Segment Open

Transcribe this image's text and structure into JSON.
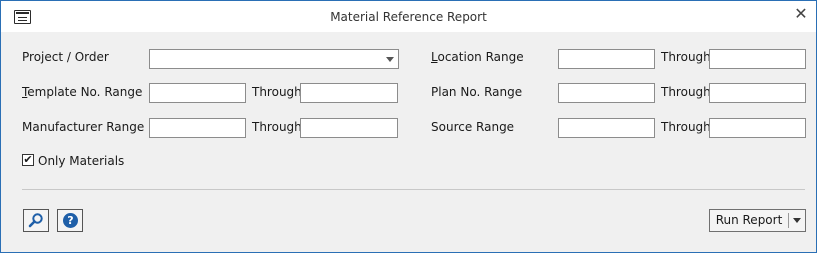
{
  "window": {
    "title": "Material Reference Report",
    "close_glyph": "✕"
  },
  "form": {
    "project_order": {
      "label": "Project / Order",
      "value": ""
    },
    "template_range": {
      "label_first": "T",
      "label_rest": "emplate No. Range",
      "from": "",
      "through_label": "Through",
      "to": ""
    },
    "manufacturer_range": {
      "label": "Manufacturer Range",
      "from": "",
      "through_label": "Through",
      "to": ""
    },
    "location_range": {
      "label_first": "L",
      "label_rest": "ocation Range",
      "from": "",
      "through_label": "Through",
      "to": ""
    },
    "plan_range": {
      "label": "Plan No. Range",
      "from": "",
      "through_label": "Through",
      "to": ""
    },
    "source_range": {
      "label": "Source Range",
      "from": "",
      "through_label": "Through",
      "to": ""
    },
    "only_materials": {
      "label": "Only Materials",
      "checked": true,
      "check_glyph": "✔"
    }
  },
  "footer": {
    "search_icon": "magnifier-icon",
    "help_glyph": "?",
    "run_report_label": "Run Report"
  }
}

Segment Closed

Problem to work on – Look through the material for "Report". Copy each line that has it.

Written solution –
    "title": "Material Reference Report",
    "run_report_label": "Run Report"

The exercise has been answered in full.